Some years ago, a friend gave me a present that was a penholder and paperweight made out of a genuine chunk of the London Bridge. Until recently I had not realized the history of that famous bridge.
The London Bridge for which the song and nursery rhyme are named was a wooden bridge. In 1024 the Danes occupied London. Their main defense was on the London Bridge. To drive out the Danes, King Ethelred of England asked for the help of King Olaf of Norway. King Olaf had his men tie cables around the wooden supports of the bridge. The London Bridge came tumbling down and the city was saved.
When they rebuilt the bridge, they made it out of stone so strong it wouldn’t come down for hundreds of years. In fact, it lasted 900 years. The bridge survived World War II but in the late 1970s it was taken apart and reassembled in Lake Havasu City, Arizona.
Kids all over the world have played the game and sang the song about London Bridge falling down. The song reminds me of times when life comes tumbling down around us. I’m sure that’s the way many families feel when their loved ones go off to war. Lots of things can knock the supports out from under us. A sudden illness, a death, a financial setback, or trouble in the family, can leave us pretty flat.
When these bad things happen we can be strong part of the time but later weaknesses overcome us. We feel like we’re in the age-old struggle of good and evil.
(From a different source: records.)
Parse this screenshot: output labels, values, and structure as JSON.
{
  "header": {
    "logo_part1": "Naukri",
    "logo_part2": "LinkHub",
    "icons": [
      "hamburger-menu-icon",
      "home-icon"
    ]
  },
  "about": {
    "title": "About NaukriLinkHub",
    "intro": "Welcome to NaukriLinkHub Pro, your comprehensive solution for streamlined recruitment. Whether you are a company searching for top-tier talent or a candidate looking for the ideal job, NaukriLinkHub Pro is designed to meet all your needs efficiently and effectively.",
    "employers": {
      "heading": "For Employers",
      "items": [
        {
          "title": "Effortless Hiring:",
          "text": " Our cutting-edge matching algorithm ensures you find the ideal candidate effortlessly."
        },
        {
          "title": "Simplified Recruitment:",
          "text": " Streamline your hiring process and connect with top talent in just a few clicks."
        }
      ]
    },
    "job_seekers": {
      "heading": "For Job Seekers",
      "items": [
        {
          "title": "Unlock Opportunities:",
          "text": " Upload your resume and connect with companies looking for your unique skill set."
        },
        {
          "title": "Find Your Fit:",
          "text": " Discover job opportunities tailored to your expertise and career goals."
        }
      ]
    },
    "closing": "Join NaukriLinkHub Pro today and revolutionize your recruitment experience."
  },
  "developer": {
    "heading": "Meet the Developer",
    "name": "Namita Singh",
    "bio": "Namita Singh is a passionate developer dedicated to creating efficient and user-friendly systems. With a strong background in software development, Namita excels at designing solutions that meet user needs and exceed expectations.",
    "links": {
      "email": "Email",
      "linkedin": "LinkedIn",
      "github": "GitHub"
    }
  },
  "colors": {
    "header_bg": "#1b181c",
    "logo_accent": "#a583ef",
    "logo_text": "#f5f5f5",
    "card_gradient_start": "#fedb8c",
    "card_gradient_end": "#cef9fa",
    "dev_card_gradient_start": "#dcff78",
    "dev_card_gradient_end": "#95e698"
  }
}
The Bible records many occasions of the battle between good and evil.
In the game London Bridge, some kids end the game with a tug-of-war contest. That’s exactly what we end up with as our world comes falling down — a tug-of-war between good and evil. We are being pulled in different directions. How will we react? Can we be strong enough to overcome the evil with good?
God’s side of this tug-of-war going on in the human soul might well be presented by a few verses in the book of Ephesians 2:4-6. “But God, who is rich in mercy, out of the great love with which he loved us, even when we were dead through trespasses, made us alive together with Christ (by grace you have been saved) and raised us up with him.”
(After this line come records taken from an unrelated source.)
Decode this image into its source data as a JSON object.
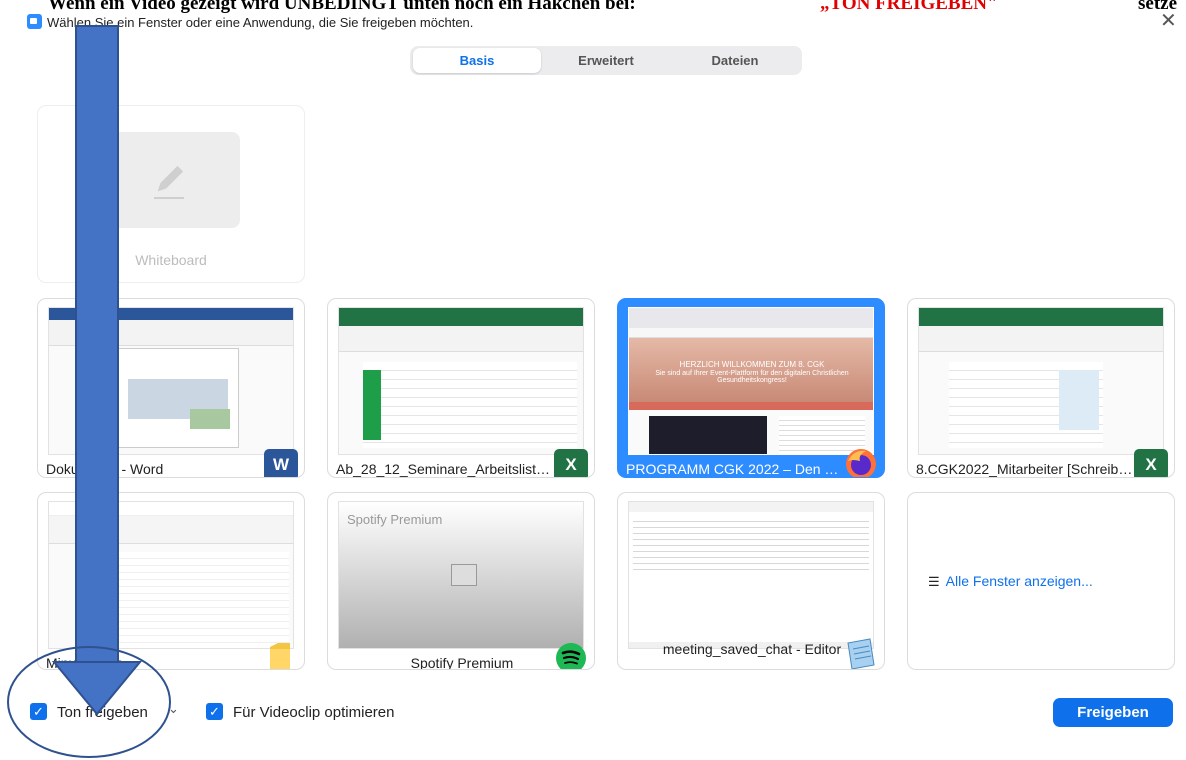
{
  "banner": {
    "part1": "Wenn ein Video gezeigt wird UNBEDINGT unten noch ein Häkchen bei:",
    "part2": "„TON FREIGEBEN\"",
    "part3": "setze"
  },
  "dialog": {
    "title": "Wählen Sie ein Fenster oder eine Anwendung, die Sie freigeben möchten.",
    "close_glyph": "✕"
  },
  "tabs": [
    {
      "label": "Basis",
      "active": true
    },
    {
      "label": "Erweitert",
      "active": false
    },
    {
      "label": "Dateien",
      "active": false
    }
  ],
  "whiteboard": {
    "label": "Whiteboard",
    "icon": "pencil-icon"
  },
  "windows": [
    {
      "label": "Dokument1 - Word",
      "app": "word",
      "badge": "W"
    },
    {
      "label": "Ab_28_12_Seminare_Arbeitsliste_...",
      "app": "excel",
      "badge": "X"
    },
    {
      "label": "PROGRAMM CGK 2022 – Den 8. ...",
      "app": "firefox",
      "selected": true
    },
    {
      "label": "8.CGK2022_Mitarbeiter  [Schreibg...",
      "app": "excel",
      "badge": "X"
    },
    {
      "label": "MinutenPlus",
      "app": "explorer"
    },
    {
      "label": "Spotify Premium",
      "app": "spotify",
      "thumb_text": "Spotify Premium"
    },
    {
      "label": "meeting_saved_chat - Editor",
      "app": "notepad"
    }
  ],
  "web_thumb": {
    "heading": "HERZLICH WILLKOMMEN ZUM 8. CGK",
    "subheading": "Sie sind auf Ihrer Event-Plattform für den digitalen Christlichen Gesundheitskongress!"
  },
  "all_windows": {
    "label": "Alle Fenster anzeigen...",
    "icon": "stack-icon"
  },
  "footer": {
    "share_audio": {
      "label": "Ton freigeben",
      "checked": true
    },
    "optimize_video": {
      "label": "Für Videoclip optimieren",
      "checked": true
    },
    "share_button": "Freigeben"
  },
  "colors": {
    "accent": "#0e71eb",
    "selected_tile": "#2d8cff",
    "word": "#2b579a",
    "excel": "#217346",
    "arrow": "#4472c4"
  }
}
God raises us up when we fall down. The strength of God’s grace is our hope. God will rescue us and help us rebuild our lives. In the midst of our struggle, God is working. The most important thing is — God will be in the battle with us.
Someone pointed out that the word “evil” is the word “live” spelled backwards. In many ways, evil is the reverse of living. Only God has the strength to help us turn the word evil around and make it possible to “live.”
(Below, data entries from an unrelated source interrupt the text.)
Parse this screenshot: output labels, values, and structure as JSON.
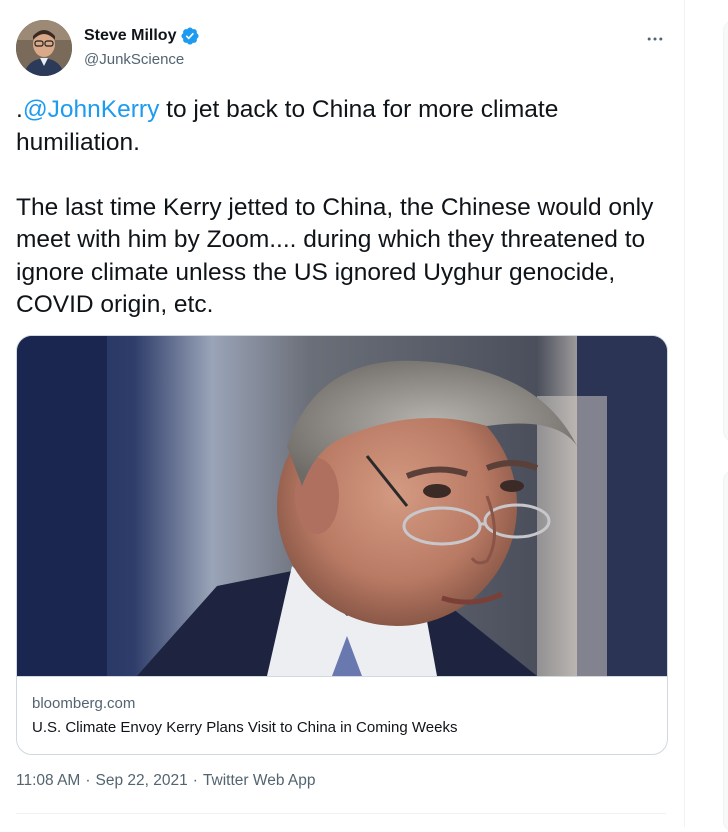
{
  "author": {
    "display_name": "Steve Milloy",
    "handle": "@JunkScience",
    "verified": true
  },
  "tweet": {
    "prefix": ".",
    "mention": "@JohnKerry",
    "line1_rest": " to jet back to China for more climate humiliation.",
    "paragraph2": "The last time Kerry jetted to China, the Chinese would only meet with him by Zoom.... during which they threatened to ignore climate unless the US ignored Uyghur genocide, COVID origin, etc."
  },
  "card": {
    "domain": "bloomberg.com",
    "title": "U.S. Climate Envoy Kerry Plans Visit to China in Coming Weeks"
  },
  "meta": {
    "time": "11:08 AM",
    "separator": "·",
    "date": "Sep 22, 2021",
    "source": "Twitter Web App"
  },
  "icons": {
    "verified": "verified-badge-icon",
    "more": "more-horizontal-icon"
  },
  "colors": {
    "accent": "#1d9bf0",
    "text": "#0f1419",
    "secondary": "#536471",
    "border": "#cfd9de"
  }
}
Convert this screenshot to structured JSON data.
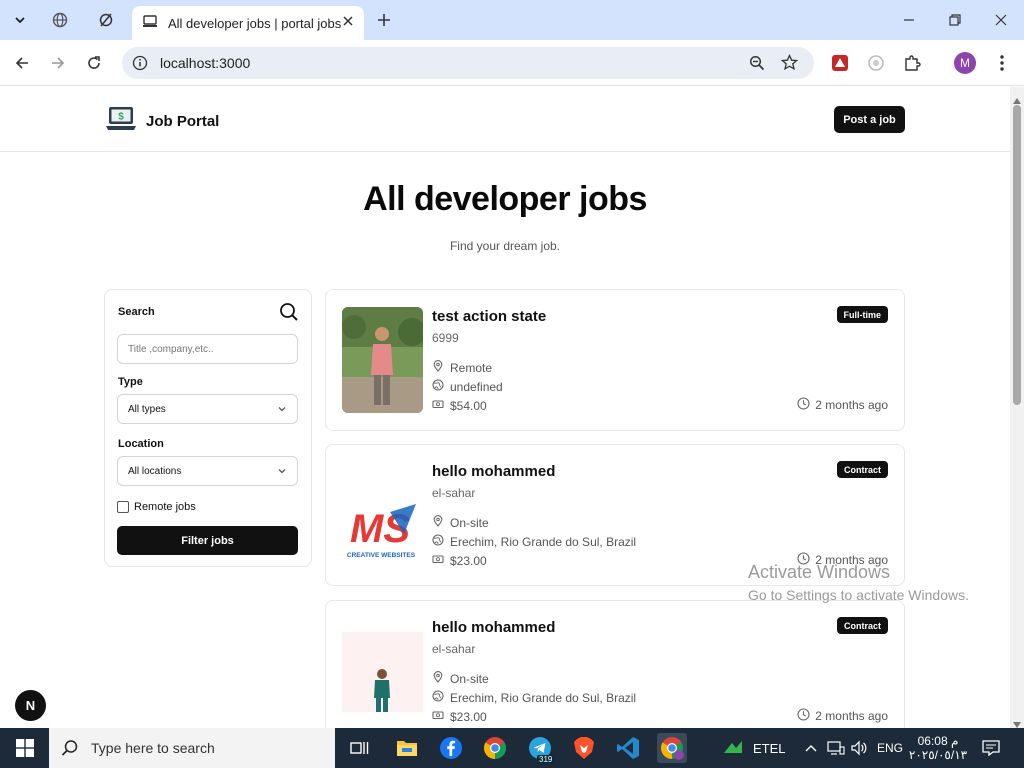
{
  "browser": {
    "tab_title": "All developer jobs | portal jobs",
    "url": "localhost:3000",
    "profile_initial": "M"
  },
  "header": {
    "logo_text": "Job Portal",
    "post_button": "Post a job"
  },
  "hero": {
    "title": "All developer jobs",
    "subtitle": "Find your dream job."
  },
  "filters": {
    "search_label": "Search",
    "search_placeholder": "Title ,company,etc..",
    "type_label": "Type",
    "type_value": "All types",
    "location_label": "Location",
    "location_value": "All locations",
    "remote_label": "Remote jobs",
    "remote_checked": false,
    "submit_label": "Filter jobs"
  },
  "jobs": [
    {
      "title": "test action state",
      "company": "6999",
      "location_type": "Remote",
      "location": "undefined",
      "salary": "$54.00",
      "type": "Full-time",
      "posted": "2 months ago"
    },
    {
      "title": "hello mohammed",
      "company": "el-sahar",
      "location_type": "On-site",
      "location": "Erechim, Rio Grande do Sul, Brazil",
      "salary": "$23.00",
      "type": "Contract",
      "posted": "2 months ago"
    },
    {
      "title": "hello mohammed",
      "company": "el-sahar",
      "location_type": "On-site",
      "location": "Erechim, Rio Grande do Sul, Brazil",
      "salary": "$23.00",
      "type": "Contract",
      "posted": "2 months ago"
    }
  ],
  "logo2": {
    "letters": "MS",
    "caption": "CREATIVE WEBSITES"
  },
  "watermark": {
    "line1": "Activate Windows",
    "line2": "Go to Settings to activate Windows."
  },
  "dev_badge": "N",
  "taskbar": {
    "search_placeholder": "Type here to search",
    "telegram_count": "319",
    "network_label": "ETEL",
    "language": "ENG",
    "time": "06:08 م",
    "date": "٢٠٢٥/٠٥/١٣"
  }
}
Prayer: Our Lord, when things fall down, give us faith to rebuild a little better each time. Amen.
Pastor Dan Safarik serves at St. Mark’s United Methodist Church in Lincoln.